• TASK DESCRIPTION
The lines to find are those in the entries that hold the word "Windows"; copy every one of them.

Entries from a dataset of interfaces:
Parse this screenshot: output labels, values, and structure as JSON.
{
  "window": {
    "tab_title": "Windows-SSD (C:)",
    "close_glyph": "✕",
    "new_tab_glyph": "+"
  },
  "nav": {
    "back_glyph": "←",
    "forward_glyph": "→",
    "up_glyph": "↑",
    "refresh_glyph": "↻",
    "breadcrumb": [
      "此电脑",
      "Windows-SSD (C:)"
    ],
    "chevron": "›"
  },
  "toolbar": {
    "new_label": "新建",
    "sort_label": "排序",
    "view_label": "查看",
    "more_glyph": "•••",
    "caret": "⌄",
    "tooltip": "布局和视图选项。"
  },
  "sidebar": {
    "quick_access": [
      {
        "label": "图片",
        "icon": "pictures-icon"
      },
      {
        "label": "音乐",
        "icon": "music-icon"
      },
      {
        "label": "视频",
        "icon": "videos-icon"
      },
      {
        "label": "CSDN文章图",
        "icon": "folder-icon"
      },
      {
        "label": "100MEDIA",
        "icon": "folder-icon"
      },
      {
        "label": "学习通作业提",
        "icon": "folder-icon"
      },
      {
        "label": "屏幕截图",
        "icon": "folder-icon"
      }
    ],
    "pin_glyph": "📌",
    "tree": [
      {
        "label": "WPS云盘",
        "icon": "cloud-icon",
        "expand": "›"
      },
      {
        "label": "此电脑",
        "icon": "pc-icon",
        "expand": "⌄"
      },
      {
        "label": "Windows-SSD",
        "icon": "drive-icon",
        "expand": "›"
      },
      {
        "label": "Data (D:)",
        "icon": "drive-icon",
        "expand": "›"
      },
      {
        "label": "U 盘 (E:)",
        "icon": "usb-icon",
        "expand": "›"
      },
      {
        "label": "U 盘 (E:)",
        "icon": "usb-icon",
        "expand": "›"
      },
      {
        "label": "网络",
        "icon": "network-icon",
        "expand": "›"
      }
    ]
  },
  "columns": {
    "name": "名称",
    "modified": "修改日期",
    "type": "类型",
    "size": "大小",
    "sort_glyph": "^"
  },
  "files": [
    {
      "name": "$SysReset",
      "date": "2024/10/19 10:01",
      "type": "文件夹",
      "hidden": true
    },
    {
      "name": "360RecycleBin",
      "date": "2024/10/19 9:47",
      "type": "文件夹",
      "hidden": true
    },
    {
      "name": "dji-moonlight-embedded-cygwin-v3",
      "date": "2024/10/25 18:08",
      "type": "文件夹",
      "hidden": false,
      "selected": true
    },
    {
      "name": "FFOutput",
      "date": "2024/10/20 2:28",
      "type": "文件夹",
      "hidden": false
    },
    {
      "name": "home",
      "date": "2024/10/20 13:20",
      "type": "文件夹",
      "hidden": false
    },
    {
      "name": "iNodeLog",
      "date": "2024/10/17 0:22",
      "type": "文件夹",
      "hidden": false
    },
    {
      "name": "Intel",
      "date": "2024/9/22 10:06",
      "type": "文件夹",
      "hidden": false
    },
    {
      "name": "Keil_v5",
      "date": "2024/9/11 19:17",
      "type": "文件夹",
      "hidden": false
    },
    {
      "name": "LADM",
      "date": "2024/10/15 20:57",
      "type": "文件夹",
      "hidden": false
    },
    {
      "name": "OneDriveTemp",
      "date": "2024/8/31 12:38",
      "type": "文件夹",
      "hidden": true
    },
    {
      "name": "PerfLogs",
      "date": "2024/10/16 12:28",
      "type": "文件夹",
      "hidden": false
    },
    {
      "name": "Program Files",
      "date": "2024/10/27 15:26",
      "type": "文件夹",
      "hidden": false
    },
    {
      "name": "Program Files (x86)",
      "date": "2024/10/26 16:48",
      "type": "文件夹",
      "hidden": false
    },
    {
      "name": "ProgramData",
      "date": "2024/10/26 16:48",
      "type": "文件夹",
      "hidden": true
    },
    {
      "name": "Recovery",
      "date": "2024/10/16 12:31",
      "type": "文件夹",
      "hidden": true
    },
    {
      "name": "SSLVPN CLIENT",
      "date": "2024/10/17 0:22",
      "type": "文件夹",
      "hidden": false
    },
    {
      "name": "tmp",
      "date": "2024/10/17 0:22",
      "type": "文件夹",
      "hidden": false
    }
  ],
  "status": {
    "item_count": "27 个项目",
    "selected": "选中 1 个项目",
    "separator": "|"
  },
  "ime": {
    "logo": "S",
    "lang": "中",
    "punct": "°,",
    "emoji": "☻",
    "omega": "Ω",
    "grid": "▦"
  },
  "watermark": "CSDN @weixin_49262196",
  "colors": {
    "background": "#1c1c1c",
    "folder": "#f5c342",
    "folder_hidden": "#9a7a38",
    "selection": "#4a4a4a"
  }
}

• SOLUTION
    "tab_title": "Windows-SSD (C:)",
      "Windows-SSD (C:)"
        "label": "Windows-SSD",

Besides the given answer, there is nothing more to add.